* Data extract:
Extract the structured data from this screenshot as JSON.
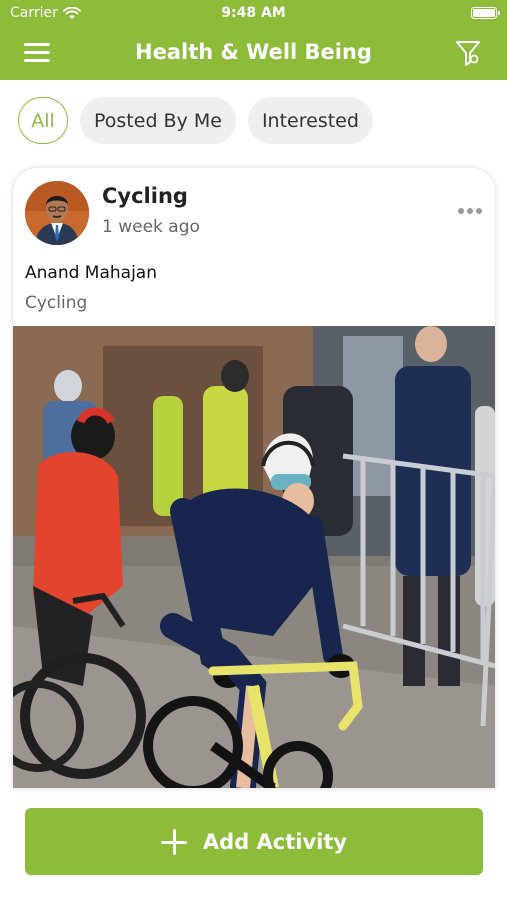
{
  "status_bar": {
    "carrier": "Carrier",
    "time": "9:48 AM"
  },
  "nav": {
    "title": "Health & Well Being",
    "menu_icon": "hamburger-menu-icon",
    "filter_icon": "filter-icon"
  },
  "tabs": [
    {
      "label": "All",
      "active": true
    },
    {
      "label": "Posted By Me",
      "active": false
    },
    {
      "label": "Interested",
      "active": false
    }
  ],
  "post": {
    "title": "Cycling",
    "time_ago": "1 week ago",
    "author": "Anand Mahajan",
    "activity": "Cycling",
    "more_icon": "more-horizontal-icon",
    "image": "cycling-race-photo"
  },
  "add_button": {
    "label": "Add Activity",
    "icon": "plus-icon"
  },
  "colors": {
    "accent": "#8dbc3a",
    "background": "#ffffff",
    "tab_inactive": "#efefef"
  }
}
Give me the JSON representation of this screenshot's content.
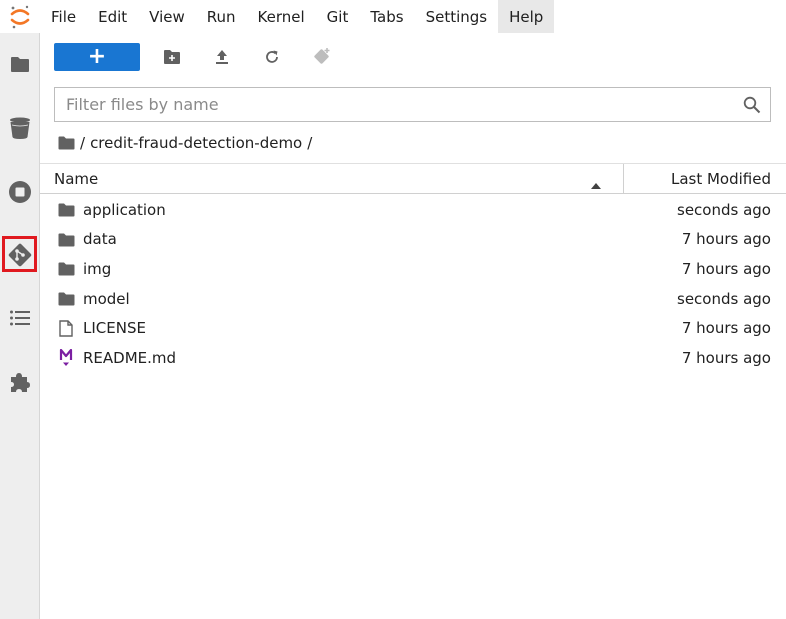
{
  "menubar": {
    "items": [
      "File",
      "Edit",
      "View",
      "Run",
      "Kernel",
      "Git",
      "Tabs",
      "Settings",
      "Help"
    ],
    "active_item": "Help"
  },
  "sidebar": {
    "icons": [
      "folder-icon",
      "running-icon",
      "stop-icon",
      "git-icon",
      "toc-icon",
      "extension-icon"
    ],
    "highlighted": "git-icon"
  },
  "toolbar": {
    "new_label": "+"
  },
  "filter": {
    "placeholder": "Filter files by name",
    "value": ""
  },
  "breadcrumbs": {
    "sep1": "/",
    "folder": "credit-fraud-detection-demo",
    "sep2": "/"
  },
  "columns": {
    "name": "Name",
    "modified": "Last Modified"
  },
  "files": [
    {
      "name": "application",
      "modified": "seconds ago",
      "type": "folder"
    },
    {
      "name": "data",
      "modified": "7 hours ago",
      "type": "folder"
    },
    {
      "name": "img",
      "modified": "7 hours ago",
      "type": "folder"
    },
    {
      "name": "model",
      "modified": "seconds ago",
      "type": "folder"
    },
    {
      "name": "LICENSE",
      "modified": "7 hours ago",
      "type": "file"
    },
    {
      "name": "README.md",
      "modified": "7 hours ago",
      "type": "markdown"
    }
  ],
  "colors": {
    "accent": "#1976d2",
    "highlight": "#e0191f",
    "markdown": "#7b1fa2",
    "logo": "#f37726"
  }
}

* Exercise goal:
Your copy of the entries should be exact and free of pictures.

* Written response:
Extract the structured data from this screenshot as JSON.
{
  "status_bar": {
    "carrier": "Carrier",
    "time": "9:48 AM"
  },
  "nav": {
    "title": "Health & Well Being",
    "menu_icon": "hamburger-menu-icon",
    "filter_icon": "filter-icon"
  },
  "tabs": [
    {
      "label": "All",
      "active": true
    },
    {
      "label": "Posted By Me",
      "active": false
    },
    {
      "label": "Interested",
      "active": false
    }
  ],
  "post": {
    "title": "Cycling",
    "time_ago": "1 week ago",
    "author": "Anand Mahajan",
    "activity": "Cycling",
    "more_icon": "more-horizontal-icon",
    "image": "cycling-race-photo"
  },
  "add_button": {
    "label": "Add Activity",
    "icon": "plus-icon"
  },
  "colors": {
    "accent": "#8dbc3a",
    "background": "#ffffff",
    "tab_inactive": "#efefef"
  }
}
Give me the JSON representation of this screenshot's content.
{
  "menubar": {
    "items": [
      "File",
      "Edit",
      "View",
      "Run",
      "Kernel",
      "Git",
      "Tabs",
      "Settings",
      "Help"
    ],
    "active_item": "Help"
  },
  "sidebar": {
    "icons": [
      "folder-icon",
      "running-icon",
      "stop-icon",
      "git-icon",
      "toc-icon",
      "extension-icon"
    ],
    "highlighted": "git-icon"
  },
  "toolbar": {
    "new_label": "+"
  },
  "filter": {
    "placeholder": "Filter files by name",
    "value": ""
  },
  "breadcrumbs": {
    "sep1": "/",
    "folder": "credit-fraud-detection-demo",
    "sep2": "/"
  },
  "columns": {
    "name": "Name",
    "modified": "Last Modified"
  },
  "files": [
    {
      "name": "application",
      "modified": "seconds ago",
      "type": "folder"
    },
    {
      "name": "data",
      "modified": "7 hours ago",
      "type": "folder"
    },
    {
      "name": "img",
      "modified": "7 hours ago",
      "type": "folder"
    },
    {
      "name": "model",
      "modified": "seconds ago",
      "type": "folder"
    },
    {
      "name": "LICENSE",
      "modified": "7 hours ago",
      "type": "file"
    },
    {
      "name": "README.md",
      "modified": "7 hours ago",
      "type": "markdown"
    }
  ],
  "colors": {
    "accent": "#1976d2",
    "highlight": "#e0191f",
    "markdown": "#7b1fa2",
    "logo": "#f37726"
  }
}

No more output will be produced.